A baseball glove with the words "Wanna play catch?" painted on the palm


I am a 67-year-old grandfather, married to one woman, Lynda, for almost 45 years. I have a 38-year-old daughter and a 36-year-old son. Both are happily married and each has children. I am proud of my family, and the fact both of our kids have turned out to be successful in their individual lives.

Lynda and I waited to have children for six years after getting married. We wanted for me to finish seminary education at SMU and for us to have some time married before having children. And we wanted, if possible, to have a son and a daughter. Our plans worked out pretty well!

Our hopes for our children to make it on their own have been fulfilled. They have found intelligent mates to marry. They have their own homes, and they work hard at parenting. How did our kids turn out so well? I reflected on that question this week. There is no single thing that created them becoming good people, but rather many things. It began with us wanting to have children, and waiting for a good time where we could more easily care for them. Lynda was a stay-at-home mom until both kids were in grade school, so she could devote her full attention to them. Once in grade school, she just worked part-time so she could send the kids off to school in the morning, and be home when they got out of school. That was very intentional. We could have used the extra money if she had worked full time, but we both thought it would be better for the kids to do it this way.
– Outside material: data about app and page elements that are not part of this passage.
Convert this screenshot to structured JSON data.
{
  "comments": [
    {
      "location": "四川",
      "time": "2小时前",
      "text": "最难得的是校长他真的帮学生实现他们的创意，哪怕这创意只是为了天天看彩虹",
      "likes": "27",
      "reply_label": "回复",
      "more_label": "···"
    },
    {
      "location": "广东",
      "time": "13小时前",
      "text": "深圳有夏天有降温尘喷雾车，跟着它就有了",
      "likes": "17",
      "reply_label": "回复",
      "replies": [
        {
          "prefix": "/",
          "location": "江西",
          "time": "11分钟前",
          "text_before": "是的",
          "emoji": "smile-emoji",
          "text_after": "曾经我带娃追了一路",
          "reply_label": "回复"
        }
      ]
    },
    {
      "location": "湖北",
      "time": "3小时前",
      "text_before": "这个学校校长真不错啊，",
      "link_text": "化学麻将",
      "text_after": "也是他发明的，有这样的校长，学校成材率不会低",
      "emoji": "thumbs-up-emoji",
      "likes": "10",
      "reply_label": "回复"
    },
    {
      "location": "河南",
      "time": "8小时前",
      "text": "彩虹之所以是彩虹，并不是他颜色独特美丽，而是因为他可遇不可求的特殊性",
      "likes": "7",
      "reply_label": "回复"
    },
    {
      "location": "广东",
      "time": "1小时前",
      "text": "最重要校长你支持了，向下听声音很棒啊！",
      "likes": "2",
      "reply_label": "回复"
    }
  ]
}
At dinner time we sat at the table together and talked about the day. Mealtime became an important part of our family routine. Lynda was awesome in helping the kids with homework as they grew older. On Sundays we all went to church together, and all of us went to Sunday school. As a pastor that was just expected, but had I not been a pastor we would have done the same. That’s the way it was when I grew up in my family. I realized that being a pastor greater scrutiny would be given to our kids by parishioners. We heard plenty of stories of rebellious preacher’s kids! We wanted to make our home life as normal as possible and not put greater pressure on our kids to conform to some image of what a “preacher’s kid” should look like. I think we did pretty good on that score.

The first half of my ministry my salary wasn’t too great, but we saved so we could always take a relaxing, week-long vacation somewhere nice, either in Florida or in Colorado. We still talk about those road trips and how much fun they were. Likewise, we took our kids to appropriate movies we could all watch together, like E.T. or Back to the Future. We lived close to the kids’ grandparents and decided to live in Missouri just for that reason. We wanted our children to really know their grandparents. That, too, had a significant effect with our children who grew up loving their grandparents, and extended family of aunts, uncles, and cousins.

I think our kids turned out very well because we invested ourselves in their lives while they lived at home. We taught our values to them, and demonstrated those values in everyday living. Perhaps one of the greatest gifts we gave to our kids was a stable and loving marriage that Elizabeth and James could observe every day. I cannot overstate how important that is! While many people in their thirties have rejected church, both of ours attend United Methodist churches in Kansas and Michigan. I am very happy knowing that. In mostly little ways we became a close family that loves being together. The investments were worth it!

About Author

Mark Mildren, father of two adults children and grandfather of three, is a retired Methodist minister. He spends part of almost every week working at Good Dads. He can be reached for question or comment at mark@gooddads.com.